"Despite the likely longevity of existing structures, most futurists say a vast number of new buildings will be needed to house a U.S. population that will grow by more than one-third by 2063," says Kiger. "But they disagree about where and how that development should occur."
"By 2063, the suburban tract house and the shopping mall will have gone the way of the dinosaurs, and a generation of workers in the knowledge-based economy will flock to high-density, walkable urban mixed-use neighborhoods," say one camp of futurists. Christopher Leinberger, director of George Washington University’s Center for Real Estate and Urban Analysis and one prominent exponent of this view, "calculates that it will take at least until 2040 just to fill the pent-up demand for walkable urban environments, and that the market for such development will continue to grow into the late 21st century."
"Others envision a strikingly different scenario, in which 50 years from now, people increasingly will forsake the cities for the rural countryside," notes Kiger. "They will live in updated, technologically advanced, and economically self-sufficient versions of the 19th-century village."
"With broadband internet access and telecommunications links to the rest of the world, inhabitants of 21st-century villages will be able to do business without the need to commute to a major city, and they will be conveniently close to sources of food and energy," he adds.

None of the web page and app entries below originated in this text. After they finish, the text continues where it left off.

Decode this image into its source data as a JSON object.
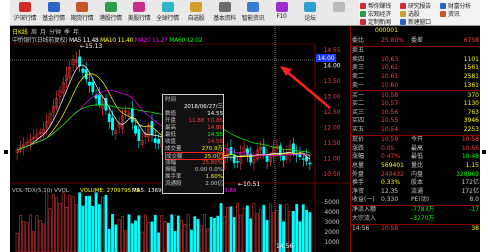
{
  "toolbar": {
    "buttons": [
      {
        "label": "沪深行情",
        "color": "#d12b2b"
      },
      {
        "label": "基金行情",
        "color": "#2b64c8"
      },
      {
        "label": "期货行情",
        "color": "#c8562b"
      },
      {
        "label": "港股行情",
        "color": "#2b9e4d"
      },
      {
        "label": "美股行情",
        "color": "#c82b8a"
      },
      {
        "label": "全球行情",
        "color": "#2bb3c8"
      },
      {
        "label": "自选股",
        "color": "#d1a02b"
      },
      {
        "label": "基本资料",
        "color": "#6b6b6b"
      },
      {
        "label": "智能资讯",
        "color": "#3a7bd5"
      },
      {
        "label": "F10",
        "color": "#9d2bd1"
      },
      {
        "label": "论坛",
        "color": "#2ba0d1"
      },
      {
        "label": "",
        "color": "#bbbbbb"
      }
    ],
    "right": [
      {
        "label": "帮你赚钱",
        "color": "#d12b2b"
      },
      {
        "label": "研究报告",
        "color": "#d12b2b"
      },
      {
        "label": "财富分析",
        "color": "#2b64c8"
      },
      {
        "label": "宏观经济",
        "color": "#2b9e4d"
      },
      {
        "label": "选股",
        "color": "#d1a02b"
      },
      {
        "label": "资讯",
        "color": "#c8562b"
      },
      {
        "label": "定制新闻",
        "color": "#d12b2b"
      },
      {
        "label": "新建窗口",
        "color": "#2b64c8"
      }
    ]
  },
  "chart": {
    "tabs": [
      "日K线",
      "周",
      "月",
      "分钟",
      "季",
      "年"
    ],
    "title": "中侨银行(日线前复权)",
    "ma": [
      {
        "label": "MA5 11.48",
        "color": "#ffffff"
      },
      {
        "label": "MA10 11.40",
        "color": "#ffff00"
      },
      {
        "label": "MA20 11.27",
        "color": "#ff00ff"
      },
      {
        "label": "MA60 12.02",
        "color": "#00ff00"
      }
    ],
    "high_label": "15.13",
    "low_label": "10.51",
    "price_axis": [
      "14.55",
      "14.00",
      "13.50",
      "13.00",
      "12.50",
      "12.00",
      "11.50",
      "11.00",
      "10.50"
    ],
    "vol_header": "VOL-TDX(5,10) VVOL·",
    "vol_values": [
      {
        "label": "VOLUME: 2709795.75",
        "color": "#ffff00"
      },
      {
        "label": "MA5: 1369141.25",
        "color": "#ffffff"
      },
      {
        "label": "MA10: 1285923.88",
        "color": "#ff00ff"
      }
    ],
    "vol_axis": [
      "5000",
      "4000",
      "3000",
      "2000",
      "1000"
    ],
    "current_price": "14.00",
    "bottom_label": "14.56"
  },
  "popup": {
    "rows": [
      {
        "k": "时间",
        "v": "",
        "vc": "#c8c8c8"
      },
      {
        "k": "",
        "v": "2018/06/27/三",
        "vc": "#ffffff"
      },
      {
        "k": "数值",
        "v": "14.55",
        "vc": "#ffffff"
      },
      {
        "k": "开盘",
        "v": "11.88 ↑0.85",
        "vc": "#ff3b3b"
      },
      {
        "k": "最高",
        "v": "14.80",
        "vc": "#ff3b3b"
      },
      {
        "k": "最低",
        "v": "14.55",
        "vc": "#00ff00"
      },
      {
        "k": "收盘",
        "v": "14.56",
        "vc": "#ff3b3b"
      },
      {
        "k": "成交量",
        "v": "270.9万",
        "vc": "#ffff00"
      },
      {
        "k": "成交额",
        "v": "25.0亿",
        "vc": "#ffff00"
      },
      {
        "k": "涨幅",
        "v": "25.80%",
        "vc": "#ff3b3b"
      },
      {
        "k": "振幅",
        "v": "0.00 0.0%",
        "vc": "#c8c8c8"
      },
      {
        "k": "换手率",
        "v": "1.60%",
        "vc": "#ffff00"
      },
      {
        "k": "流通股",
        "v": "2.00亿",
        "vc": "#c8c8c8"
      },
      {
        "k": "",
        "v": "",
        "vc": "#c8c8c8"
      }
    ]
  },
  "quote": {
    "code": "000001",
    "top": [
      {
        "a": "委比",
        "b": "25.80%",
        "bc": "#ff3b3b",
        "c": "委差",
        "d": "6758",
        "dc": "#ff3b3b"
      }
    ],
    "sells": [
      {
        "a": "卖五",
        "b": "",
        "c": "",
        "d": ""
      },
      {
        "a": "卖四",
        "b": "10.63",
        "c": "",
        "d": "1101"
      },
      {
        "a": "卖三",
        "b": "10.62",
        "c": "",
        "d": "1561"
      },
      {
        "a": "卖二",
        "b": "10.61",
        "c": "",
        "d": "2581"
      },
      {
        "a": "卖一",
        "b": "10.60",
        "c": "",
        "d": "1361"
      }
    ],
    "buys": [
      {
        "a": "买一",
        "b": "10.58",
        "c": "",
        "d": "370"
      },
      {
        "a": "买二",
        "b": "10.57",
        "c": "",
        "d": "1130"
      },
      {
        "a": "买三",
        "b": "10.56",
        "c": "",
        "d": "763"
      },
      {
        "a": "买四",
        "b": "10.55",
        "c": "",
        "d": "3946"
      },
      {
        "a": "买五",
        "b": "10.54",
        "c": "",
        "d": "2253"
      }
    ],
    "stats": [
      {
        "a": "现价",
        "b": "10.59",
        "bc": "#ff3b3b",
        "c": "今开",
        "d": "10.58",
        "dc": "#ff3b3b"
      },
      {
        "a": "涨跌",
        "b": "0.05",
        "bc": "#ff3b3b",
        "c": "最高",
        "d": "10.66",
        "dc": "#ff3b3b"
      },
      {
        "a": "涨幅",
        "b": "0.47%",
        "bc": "#ff3b3b",
        "c": "最低",
        "d": "10.48",
        "dc": "#00ff00"
      },
      {
        "a": "总量",
        "b": "569401",
        "bc": "#ffff00",
        "c": "量比",
        "d": "1.15",
        "dc": "#ffff00"
      },
      {
        "a": "外盘",
        "b": "240432",
        "bc": "#ff3b3b",
        "c": "内盘",
        "d": "328969",
        "dc": "#00ff00"
      },
      {
        "a": "换手",
        "b": "0.33%",
        "bc": "#ffff00",
        "c": "股本",
        "d": "172亿",
        "dc": "#c8c8c8"
      },
      {
        "a": "净资",
        "b": "12.35",
        "bc": "#c8c8c8",
        "c": "流通",
        "d": "172亿",
        "dc": "#c8c8c8"
      },
      {
        "a": "收益(一)",
        "b": "0.330",
        "bc": "#c8c8c8",
        "c": "PE(动)",
        "d": "8.0",
        "dc": "#c8c8c8"
      }
    ],
    "flows": [
      {
        "a": "净流入额",
        "b": "",
        "bc": "#c8c8c8",
        "c": "-7783万",
        "d": "-17",
        "dc": "#00ff00"
      },
      {
        "a": "大宗流入",
        "b": "",
        "bc": "#c8c8c8",
        "c": "-3270万",
        "d": "",
        "dc": "#00ff00"
      }
    ],
    "tick": [
      {
        "a": "14:56",
        "b": "10.58",
        "bc": "#ff3b3b",
        "c": "",
        "d": "38",
        "dc": "#ffff00"
      }
    ]
  }
}
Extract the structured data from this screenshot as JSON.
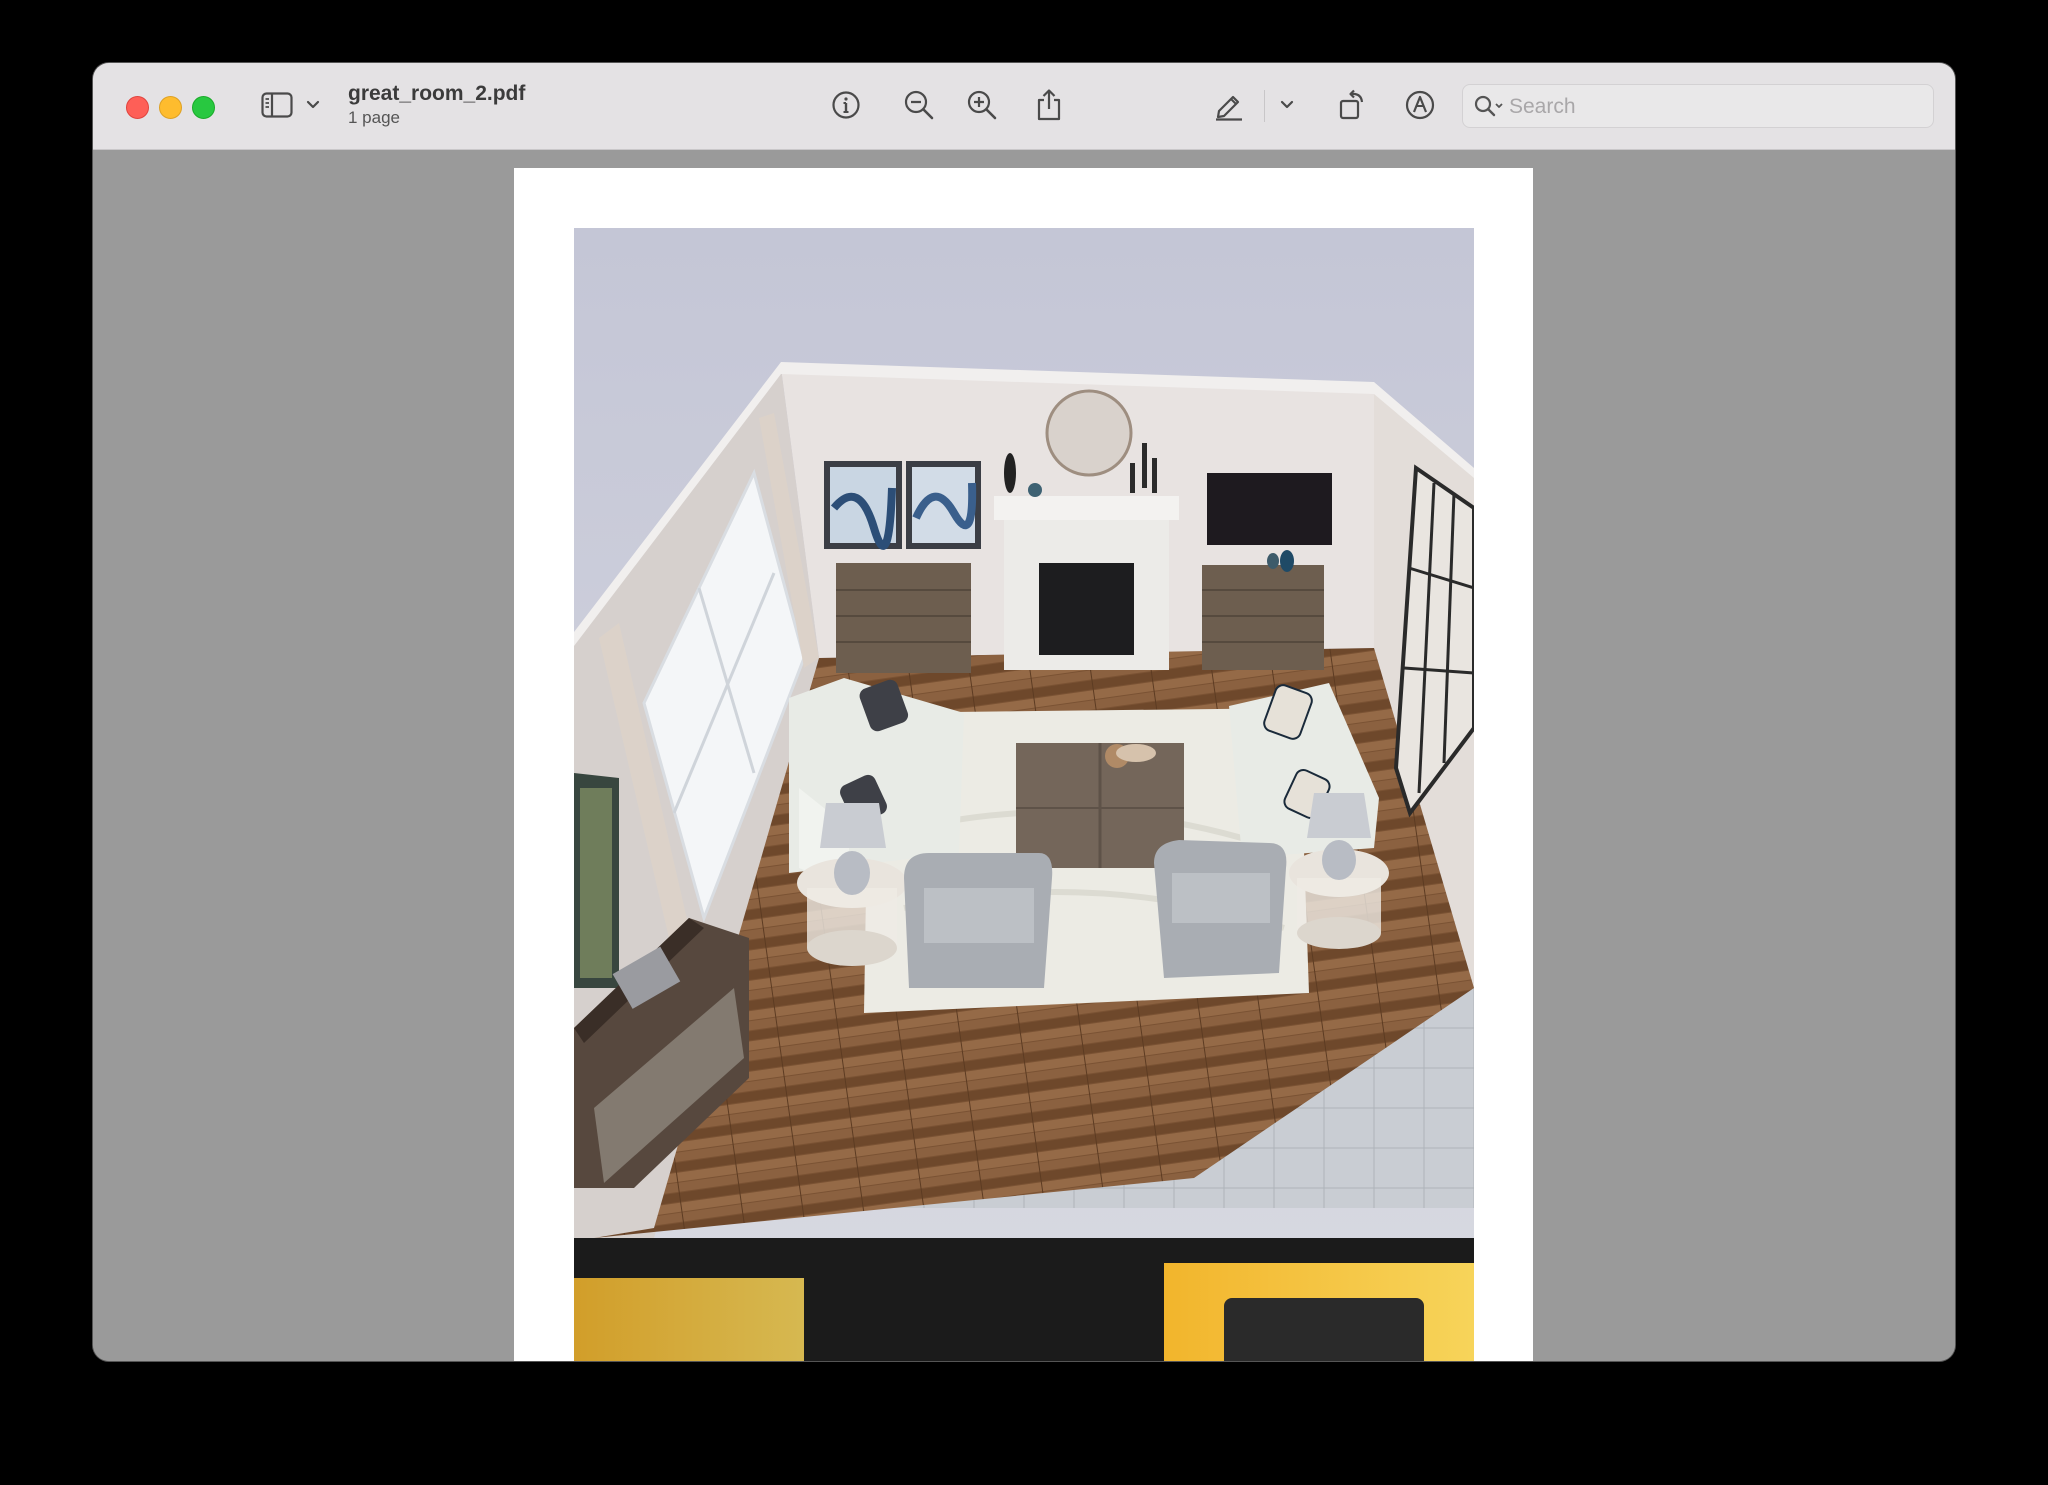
{
  "window": {
    "title": "great_room_2.pdf",
    "subtitle": "1 page"
  },
  "toolbar": {
    "sidebar_icon": "sidebar-icon",
    "sidebar_menu_icon": "chevron-down-icon",
    "info_icon": "info-icon",
    "zoom_out_icon": "zoom-out-icon",
    "zoom_in_icon": "zoom-in-icon",
    "share_icon": "share-icon",
    "highlight_icon": "pencil-icon",
    "highlight_menu_icon": "chevron-down-icon",
    "rotate_icon": "rotate-icon",
    "markup_icon": "markup-icon",
    "form_fill_icon": "form-fill-icon"
  },
  "search": {
    "placeholder": "Search",
    "value": ""
  },
  "document": {
    "image_name": "isometric-room-rendering"
  },
  "colors": {
    "window_bg": "#9a9a9a",
    "toolbar_bg": "#e4e2e4",
    "close": "#fe5f57",
    "minimize": "#febc2e",
    "maximize": "#28c840"
  }
}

Chapman University scholar Joel Kotkin, a proponent of this alternative scenario, "predicts that these new communities will develop cultural and artistic amenities that Americans have come to expect from big cities."
"It may turn out, of course, that both scenarios for the state of land use in 2063 come to pass—or that neither does, just as past seers’ predictions of mile-high skyscrapers, plastic houses, flying cars, and networks of tubes under cities that would deliver freshly cooked meals somehow failed to materialize."